Assignment: Copy each line that contains the string "Corte", taking them from the material.

====

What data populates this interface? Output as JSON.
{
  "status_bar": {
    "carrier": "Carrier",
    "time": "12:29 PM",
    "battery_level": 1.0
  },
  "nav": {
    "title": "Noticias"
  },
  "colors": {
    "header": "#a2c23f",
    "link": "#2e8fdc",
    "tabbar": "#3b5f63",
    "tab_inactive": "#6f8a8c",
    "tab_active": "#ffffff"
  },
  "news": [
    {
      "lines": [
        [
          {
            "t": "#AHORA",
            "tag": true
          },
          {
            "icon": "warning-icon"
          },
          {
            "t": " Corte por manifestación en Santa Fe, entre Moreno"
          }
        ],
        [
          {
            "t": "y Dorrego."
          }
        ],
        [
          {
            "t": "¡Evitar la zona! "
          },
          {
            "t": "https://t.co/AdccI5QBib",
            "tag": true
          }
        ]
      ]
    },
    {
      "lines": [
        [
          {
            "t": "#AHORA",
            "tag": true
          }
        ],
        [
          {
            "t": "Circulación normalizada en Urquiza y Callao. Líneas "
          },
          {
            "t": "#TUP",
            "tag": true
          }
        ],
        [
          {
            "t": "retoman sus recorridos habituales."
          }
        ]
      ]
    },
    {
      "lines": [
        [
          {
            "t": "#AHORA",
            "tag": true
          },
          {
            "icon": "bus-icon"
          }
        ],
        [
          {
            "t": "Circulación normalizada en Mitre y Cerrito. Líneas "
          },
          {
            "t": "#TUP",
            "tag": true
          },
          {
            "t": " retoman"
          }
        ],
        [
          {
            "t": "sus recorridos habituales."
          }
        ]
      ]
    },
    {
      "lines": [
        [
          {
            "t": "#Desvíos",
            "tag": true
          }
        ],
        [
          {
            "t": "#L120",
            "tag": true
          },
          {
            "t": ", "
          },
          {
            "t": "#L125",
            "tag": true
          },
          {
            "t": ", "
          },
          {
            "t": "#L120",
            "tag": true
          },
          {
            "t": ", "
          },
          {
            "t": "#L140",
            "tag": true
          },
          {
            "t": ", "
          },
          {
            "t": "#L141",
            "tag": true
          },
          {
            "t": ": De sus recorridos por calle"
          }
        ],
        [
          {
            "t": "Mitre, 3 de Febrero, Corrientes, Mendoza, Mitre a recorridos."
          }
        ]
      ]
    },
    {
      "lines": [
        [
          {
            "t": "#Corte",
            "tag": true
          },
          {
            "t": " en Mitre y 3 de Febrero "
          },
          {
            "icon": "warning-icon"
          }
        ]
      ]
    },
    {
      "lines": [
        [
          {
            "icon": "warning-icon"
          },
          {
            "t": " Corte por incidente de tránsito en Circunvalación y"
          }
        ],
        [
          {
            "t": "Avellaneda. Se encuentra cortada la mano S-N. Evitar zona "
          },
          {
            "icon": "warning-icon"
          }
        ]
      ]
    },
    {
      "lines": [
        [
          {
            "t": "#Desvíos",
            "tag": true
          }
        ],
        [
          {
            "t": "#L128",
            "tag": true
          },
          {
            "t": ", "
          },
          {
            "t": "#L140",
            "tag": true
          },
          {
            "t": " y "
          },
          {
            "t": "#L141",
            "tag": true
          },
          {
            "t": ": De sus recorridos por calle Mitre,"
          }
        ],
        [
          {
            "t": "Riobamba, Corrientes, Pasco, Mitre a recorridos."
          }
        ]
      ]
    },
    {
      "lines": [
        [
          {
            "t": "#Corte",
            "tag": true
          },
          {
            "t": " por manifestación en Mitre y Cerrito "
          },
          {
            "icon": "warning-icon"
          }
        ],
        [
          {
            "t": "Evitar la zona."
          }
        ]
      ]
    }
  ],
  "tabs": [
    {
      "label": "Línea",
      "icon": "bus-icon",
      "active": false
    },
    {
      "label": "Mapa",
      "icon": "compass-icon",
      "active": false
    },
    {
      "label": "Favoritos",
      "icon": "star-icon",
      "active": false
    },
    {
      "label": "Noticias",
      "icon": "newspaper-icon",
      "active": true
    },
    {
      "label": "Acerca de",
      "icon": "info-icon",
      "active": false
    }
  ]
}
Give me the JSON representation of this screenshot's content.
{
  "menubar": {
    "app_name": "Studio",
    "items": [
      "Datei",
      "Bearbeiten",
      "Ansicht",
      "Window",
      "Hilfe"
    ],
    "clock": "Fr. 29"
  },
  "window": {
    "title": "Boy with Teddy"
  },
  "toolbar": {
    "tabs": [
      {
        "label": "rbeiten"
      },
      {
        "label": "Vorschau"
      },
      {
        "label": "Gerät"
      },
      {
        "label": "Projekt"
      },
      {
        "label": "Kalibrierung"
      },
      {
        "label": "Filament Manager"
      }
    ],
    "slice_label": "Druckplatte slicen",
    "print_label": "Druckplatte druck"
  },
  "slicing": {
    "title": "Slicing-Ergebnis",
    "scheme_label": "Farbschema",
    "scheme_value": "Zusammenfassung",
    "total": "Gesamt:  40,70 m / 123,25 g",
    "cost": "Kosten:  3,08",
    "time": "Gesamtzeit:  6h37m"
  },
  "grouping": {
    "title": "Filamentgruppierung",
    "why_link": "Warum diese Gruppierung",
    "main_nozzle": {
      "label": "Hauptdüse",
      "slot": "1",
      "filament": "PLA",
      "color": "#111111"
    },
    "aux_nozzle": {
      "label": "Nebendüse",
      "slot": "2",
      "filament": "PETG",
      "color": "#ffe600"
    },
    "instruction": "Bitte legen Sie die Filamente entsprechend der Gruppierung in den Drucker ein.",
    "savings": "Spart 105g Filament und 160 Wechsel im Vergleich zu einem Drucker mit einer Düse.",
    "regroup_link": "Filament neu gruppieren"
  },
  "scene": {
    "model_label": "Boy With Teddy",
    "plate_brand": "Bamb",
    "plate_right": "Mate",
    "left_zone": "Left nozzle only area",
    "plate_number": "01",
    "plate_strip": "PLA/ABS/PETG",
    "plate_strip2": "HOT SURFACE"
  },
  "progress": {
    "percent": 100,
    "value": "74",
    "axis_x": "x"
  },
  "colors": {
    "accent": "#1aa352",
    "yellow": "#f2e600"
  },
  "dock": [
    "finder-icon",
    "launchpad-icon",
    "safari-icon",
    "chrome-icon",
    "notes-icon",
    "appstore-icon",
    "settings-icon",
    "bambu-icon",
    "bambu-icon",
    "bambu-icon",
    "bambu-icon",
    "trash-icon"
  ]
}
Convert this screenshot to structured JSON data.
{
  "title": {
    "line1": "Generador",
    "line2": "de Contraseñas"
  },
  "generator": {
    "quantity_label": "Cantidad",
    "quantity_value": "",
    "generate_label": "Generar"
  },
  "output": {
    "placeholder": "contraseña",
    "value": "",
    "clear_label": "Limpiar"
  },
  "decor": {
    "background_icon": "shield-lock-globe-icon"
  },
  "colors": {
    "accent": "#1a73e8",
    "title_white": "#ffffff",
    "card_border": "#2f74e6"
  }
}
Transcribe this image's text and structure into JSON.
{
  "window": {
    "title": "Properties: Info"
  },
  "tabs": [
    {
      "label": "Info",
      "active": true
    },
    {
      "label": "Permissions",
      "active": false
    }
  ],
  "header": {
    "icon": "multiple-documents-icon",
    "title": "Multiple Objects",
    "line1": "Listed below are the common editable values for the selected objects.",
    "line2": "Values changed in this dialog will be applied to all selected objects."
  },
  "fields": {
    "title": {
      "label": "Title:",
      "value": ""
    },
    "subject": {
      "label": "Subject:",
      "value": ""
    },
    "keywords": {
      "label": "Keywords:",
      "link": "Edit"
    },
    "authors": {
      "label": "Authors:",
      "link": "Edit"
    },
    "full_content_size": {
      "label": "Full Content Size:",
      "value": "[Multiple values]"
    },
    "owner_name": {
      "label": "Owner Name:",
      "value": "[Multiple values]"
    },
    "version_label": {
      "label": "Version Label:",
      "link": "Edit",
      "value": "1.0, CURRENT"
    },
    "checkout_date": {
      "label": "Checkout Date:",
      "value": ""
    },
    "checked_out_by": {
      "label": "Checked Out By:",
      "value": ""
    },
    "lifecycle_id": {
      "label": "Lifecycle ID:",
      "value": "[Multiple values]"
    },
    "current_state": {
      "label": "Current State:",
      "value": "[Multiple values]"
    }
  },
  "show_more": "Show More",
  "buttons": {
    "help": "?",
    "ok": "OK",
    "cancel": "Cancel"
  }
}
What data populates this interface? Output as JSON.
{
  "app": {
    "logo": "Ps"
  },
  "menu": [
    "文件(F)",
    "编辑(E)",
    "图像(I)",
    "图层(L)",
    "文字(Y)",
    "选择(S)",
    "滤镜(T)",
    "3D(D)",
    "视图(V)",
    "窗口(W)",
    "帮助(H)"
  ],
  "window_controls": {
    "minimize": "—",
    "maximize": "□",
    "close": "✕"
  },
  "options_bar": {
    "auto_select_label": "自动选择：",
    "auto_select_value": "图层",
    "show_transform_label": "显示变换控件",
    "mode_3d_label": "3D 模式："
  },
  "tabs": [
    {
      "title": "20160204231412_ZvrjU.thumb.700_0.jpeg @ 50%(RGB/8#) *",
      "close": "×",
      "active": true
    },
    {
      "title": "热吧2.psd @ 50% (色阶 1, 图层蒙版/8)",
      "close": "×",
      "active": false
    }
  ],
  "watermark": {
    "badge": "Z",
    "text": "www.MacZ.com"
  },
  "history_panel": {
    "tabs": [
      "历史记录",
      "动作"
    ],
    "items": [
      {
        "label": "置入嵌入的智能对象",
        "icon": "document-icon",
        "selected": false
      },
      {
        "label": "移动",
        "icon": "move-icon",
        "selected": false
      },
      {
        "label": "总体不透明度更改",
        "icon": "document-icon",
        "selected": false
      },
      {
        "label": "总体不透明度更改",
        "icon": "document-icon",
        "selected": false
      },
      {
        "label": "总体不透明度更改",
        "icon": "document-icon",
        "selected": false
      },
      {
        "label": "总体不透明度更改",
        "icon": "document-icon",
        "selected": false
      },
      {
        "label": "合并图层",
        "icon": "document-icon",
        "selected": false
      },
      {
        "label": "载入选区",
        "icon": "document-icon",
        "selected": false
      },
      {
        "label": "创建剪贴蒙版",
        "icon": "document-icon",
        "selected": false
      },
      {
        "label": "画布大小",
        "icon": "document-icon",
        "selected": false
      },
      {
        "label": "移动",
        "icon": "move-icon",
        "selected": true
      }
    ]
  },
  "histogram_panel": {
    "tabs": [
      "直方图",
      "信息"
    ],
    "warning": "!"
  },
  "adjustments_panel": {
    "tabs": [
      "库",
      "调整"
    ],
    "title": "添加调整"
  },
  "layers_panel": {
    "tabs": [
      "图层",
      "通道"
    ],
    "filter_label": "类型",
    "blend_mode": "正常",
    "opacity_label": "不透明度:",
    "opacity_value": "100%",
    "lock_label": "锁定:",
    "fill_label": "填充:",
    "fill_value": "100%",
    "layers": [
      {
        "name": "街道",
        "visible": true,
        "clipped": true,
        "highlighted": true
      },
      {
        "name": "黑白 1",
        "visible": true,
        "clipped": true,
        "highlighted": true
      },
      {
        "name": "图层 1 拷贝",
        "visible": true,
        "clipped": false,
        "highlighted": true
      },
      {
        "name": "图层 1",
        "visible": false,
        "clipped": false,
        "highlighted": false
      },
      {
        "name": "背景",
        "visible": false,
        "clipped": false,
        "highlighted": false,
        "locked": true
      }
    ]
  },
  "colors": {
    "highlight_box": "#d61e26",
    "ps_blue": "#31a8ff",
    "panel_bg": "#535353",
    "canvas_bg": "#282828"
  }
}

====

Solution to the problem:
            "t": " Corte por manifestación en Santa Fe, entre Moreno"
            "t": "#Corte",
            "t": " Corte por incidente de tránsito en Circunvalación y"
            "t": "#Corte",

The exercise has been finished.